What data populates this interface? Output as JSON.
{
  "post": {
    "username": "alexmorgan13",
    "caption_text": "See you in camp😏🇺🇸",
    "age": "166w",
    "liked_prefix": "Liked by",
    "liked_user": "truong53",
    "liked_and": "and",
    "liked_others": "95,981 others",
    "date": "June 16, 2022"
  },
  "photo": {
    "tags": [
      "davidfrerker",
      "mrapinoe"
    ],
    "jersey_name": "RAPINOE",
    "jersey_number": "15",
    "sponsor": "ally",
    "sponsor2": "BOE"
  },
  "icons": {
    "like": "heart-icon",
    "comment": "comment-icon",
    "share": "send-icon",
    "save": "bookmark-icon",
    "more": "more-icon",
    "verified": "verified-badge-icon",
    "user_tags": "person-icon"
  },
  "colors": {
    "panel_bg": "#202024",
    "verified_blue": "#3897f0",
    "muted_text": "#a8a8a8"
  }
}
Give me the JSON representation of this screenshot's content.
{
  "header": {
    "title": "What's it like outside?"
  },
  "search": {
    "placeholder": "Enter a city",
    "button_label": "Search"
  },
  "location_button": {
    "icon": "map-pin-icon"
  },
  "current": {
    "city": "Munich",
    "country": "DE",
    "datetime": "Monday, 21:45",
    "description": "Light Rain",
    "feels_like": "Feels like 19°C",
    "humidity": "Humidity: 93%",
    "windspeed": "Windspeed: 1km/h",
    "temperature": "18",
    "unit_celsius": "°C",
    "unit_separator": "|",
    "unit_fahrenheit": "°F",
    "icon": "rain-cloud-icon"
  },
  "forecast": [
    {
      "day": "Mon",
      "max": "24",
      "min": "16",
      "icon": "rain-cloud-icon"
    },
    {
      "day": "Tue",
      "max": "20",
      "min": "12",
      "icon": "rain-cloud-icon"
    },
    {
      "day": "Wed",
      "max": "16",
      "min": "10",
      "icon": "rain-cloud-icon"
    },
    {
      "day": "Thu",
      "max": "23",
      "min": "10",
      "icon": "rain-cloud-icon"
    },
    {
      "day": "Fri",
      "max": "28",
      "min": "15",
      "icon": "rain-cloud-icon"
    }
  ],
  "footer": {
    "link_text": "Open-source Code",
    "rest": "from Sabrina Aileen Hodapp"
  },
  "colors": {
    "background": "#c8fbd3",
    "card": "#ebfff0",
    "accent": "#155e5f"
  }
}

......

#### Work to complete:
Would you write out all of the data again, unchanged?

#### Task solution:
What data populates this interface? Output as JSON.
{
  "post": {
    "username": "alexmorgan13",
    "caption_text": "See you in camp😏🇺🇸",
    "age": "166w",
    "liked_prefix": "Liked by",
    "liked_user": "truong53",
    "liked_and": "and",
    "liked_others": "95,981 others",
    "date": "June 16, 2022"
  },
  "photo": {
    "tags": [
      "davidfrerker",
      "mrapinoe"
    ],
    "jersey_name": "RAPINOE",
    "jersey_number": "15",
    "sponsor": "ally",
    "sponsor2": "BOE"
  },
  "icons": {
    "like": "heart-icon",
    "comment": "comment-icon",
    "share": "send-icon",
    "save": "bookmark-icon",
    "more": "more-icon",
    "verified": "verified-badge-icon",
    "user_tags": "person-icon"
  },
  "colors": {
    "panel_bg": "#202024",
    "verified_blue": "#3897f0",
    "muted_text": "#a8a8a8"
  }
}
Give me the JSON representation of this screenshot's content.
{
  "header": {
    "title": "What's it like outside?"
  },
  "search": {
    "placeholder": "Enter a city",
    "button_label": "Search"
  },
  "location_button": {
    "icon": "map-pin-icon"
  },
  "current": {
    "city": "Munich",
    "country": "DE",
    "datetime": "Monday, 21:45",
    "description": "Light Rain",
    "feels_like": "Feels like 19°C",
    "humidity": "Humidity: 93%",
    "windspeed": "Windspeed: 1km/h",
    "temperature": "18",
    "unit_celsius": "°C",
    "unit_separator": "|",
    "unit_fahrenheit": "°F",
    "icon": "rain-cloud-icon"
  },
  "forecast": [
    {
      "day": "Mon",
      "max": "24",
      "min": "16",
      "icon": "rain-cloud-icon"
    },
    {
      "day": "Tue",
      "max": "20",
      "min": "12",
      "icon": "rain-cloud-icon"
    },
    {
      "day": "Wed",
      "max": "16",
      "min": "10",
      "icon": "rain-cloud-icon"
    },
    {
      "day": "Thu",
      "max": "23",
      "min": "10",
      "icon": "rain-cloud-icon"
    },
    {
      "day": "Fri",
      "max": "28",
      "min": "15",
      "icon": "rain-cloud-icon"
    }
  ],
  "footer": {
    "link_text": "Open-source Code",
    "rest": "from Sabrina Aileen Hodapp"
  },
  "colors": {
    "background": "#c8fbd3",
    "card": "#ebfff0",
    "accent": "#155e5f"
  }
}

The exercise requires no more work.